- Work item
From the records below, copy every line that contains the word "viewer".

- Task input
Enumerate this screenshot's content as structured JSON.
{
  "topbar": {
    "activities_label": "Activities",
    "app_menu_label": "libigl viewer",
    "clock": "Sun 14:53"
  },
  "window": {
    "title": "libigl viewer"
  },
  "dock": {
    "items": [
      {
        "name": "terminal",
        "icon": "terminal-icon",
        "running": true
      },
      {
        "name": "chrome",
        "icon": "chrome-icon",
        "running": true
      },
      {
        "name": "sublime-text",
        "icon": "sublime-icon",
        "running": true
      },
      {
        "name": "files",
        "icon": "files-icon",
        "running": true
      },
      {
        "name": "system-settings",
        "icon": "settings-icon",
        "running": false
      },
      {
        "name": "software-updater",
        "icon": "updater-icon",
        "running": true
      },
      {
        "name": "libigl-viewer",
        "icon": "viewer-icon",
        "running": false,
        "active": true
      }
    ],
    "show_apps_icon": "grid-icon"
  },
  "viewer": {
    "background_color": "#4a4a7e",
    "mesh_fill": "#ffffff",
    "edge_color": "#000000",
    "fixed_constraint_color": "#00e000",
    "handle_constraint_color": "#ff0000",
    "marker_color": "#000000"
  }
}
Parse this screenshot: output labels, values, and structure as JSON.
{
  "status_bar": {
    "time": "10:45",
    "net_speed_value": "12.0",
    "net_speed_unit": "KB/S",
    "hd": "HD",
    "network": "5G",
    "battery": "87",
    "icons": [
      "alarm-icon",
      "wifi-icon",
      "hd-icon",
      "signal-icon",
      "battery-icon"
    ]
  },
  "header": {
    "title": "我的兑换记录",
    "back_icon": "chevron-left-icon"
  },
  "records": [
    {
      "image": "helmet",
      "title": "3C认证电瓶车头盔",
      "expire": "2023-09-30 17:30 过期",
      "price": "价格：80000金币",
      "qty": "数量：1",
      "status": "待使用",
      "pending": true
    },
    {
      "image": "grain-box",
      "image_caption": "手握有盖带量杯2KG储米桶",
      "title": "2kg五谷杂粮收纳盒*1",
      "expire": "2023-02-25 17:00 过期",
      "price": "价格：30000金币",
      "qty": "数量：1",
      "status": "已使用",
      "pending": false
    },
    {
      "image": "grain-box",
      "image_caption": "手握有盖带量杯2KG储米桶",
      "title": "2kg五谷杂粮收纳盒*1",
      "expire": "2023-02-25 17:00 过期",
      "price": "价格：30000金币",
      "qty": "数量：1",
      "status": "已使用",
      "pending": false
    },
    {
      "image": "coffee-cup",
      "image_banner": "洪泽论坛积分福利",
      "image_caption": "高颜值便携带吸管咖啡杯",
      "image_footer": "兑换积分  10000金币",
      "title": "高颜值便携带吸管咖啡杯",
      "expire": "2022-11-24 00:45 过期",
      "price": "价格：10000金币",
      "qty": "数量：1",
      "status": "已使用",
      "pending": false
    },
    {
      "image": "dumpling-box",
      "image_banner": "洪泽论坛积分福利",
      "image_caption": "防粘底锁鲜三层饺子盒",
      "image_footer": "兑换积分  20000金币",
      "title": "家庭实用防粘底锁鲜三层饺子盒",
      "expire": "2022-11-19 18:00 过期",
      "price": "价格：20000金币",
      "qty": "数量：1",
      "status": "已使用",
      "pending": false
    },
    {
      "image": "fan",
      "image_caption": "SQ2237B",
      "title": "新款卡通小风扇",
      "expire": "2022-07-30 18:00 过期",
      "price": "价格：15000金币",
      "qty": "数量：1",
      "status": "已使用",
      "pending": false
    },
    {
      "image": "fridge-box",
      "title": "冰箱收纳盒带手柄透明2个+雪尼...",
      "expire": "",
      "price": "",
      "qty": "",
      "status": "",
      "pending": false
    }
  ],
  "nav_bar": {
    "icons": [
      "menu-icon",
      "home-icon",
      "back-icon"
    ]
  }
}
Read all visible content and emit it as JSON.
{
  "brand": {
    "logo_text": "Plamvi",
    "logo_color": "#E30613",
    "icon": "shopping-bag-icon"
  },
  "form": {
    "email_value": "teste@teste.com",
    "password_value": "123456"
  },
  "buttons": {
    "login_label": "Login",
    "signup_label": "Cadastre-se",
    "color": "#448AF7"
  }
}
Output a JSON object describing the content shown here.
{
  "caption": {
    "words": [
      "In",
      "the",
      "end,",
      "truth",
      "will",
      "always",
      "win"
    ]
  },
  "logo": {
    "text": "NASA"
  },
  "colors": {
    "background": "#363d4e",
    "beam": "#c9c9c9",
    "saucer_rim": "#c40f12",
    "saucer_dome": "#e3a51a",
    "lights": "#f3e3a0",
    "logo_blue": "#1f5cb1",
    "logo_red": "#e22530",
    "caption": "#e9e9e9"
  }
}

- Response box
    "app_menu_label": "libigl viewer",
    "title": "libigl viewer"
        "name": "libigl-viewer",
        "icon": "viewer-icon",
  "viewer": {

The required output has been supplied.